[Stored items]
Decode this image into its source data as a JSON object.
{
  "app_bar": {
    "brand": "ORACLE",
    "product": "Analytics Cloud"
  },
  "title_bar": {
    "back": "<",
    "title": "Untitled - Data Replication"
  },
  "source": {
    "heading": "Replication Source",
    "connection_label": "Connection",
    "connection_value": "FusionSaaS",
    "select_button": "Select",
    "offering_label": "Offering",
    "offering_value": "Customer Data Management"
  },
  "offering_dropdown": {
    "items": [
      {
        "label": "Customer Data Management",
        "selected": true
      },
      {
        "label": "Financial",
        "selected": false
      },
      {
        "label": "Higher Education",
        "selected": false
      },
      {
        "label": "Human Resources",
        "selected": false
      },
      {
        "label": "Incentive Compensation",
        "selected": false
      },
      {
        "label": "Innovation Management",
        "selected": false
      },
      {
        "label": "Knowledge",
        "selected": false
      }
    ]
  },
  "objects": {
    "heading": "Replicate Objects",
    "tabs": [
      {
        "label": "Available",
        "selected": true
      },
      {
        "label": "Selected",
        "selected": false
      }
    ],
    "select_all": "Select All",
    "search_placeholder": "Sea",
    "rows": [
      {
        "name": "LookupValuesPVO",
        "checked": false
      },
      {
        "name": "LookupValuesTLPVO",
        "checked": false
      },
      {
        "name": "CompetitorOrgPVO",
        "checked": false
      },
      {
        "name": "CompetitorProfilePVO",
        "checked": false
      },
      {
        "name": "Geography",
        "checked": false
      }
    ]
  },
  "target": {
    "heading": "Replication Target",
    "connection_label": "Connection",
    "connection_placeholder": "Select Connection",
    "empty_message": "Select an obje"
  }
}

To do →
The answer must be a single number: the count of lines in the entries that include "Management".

Answer below →
3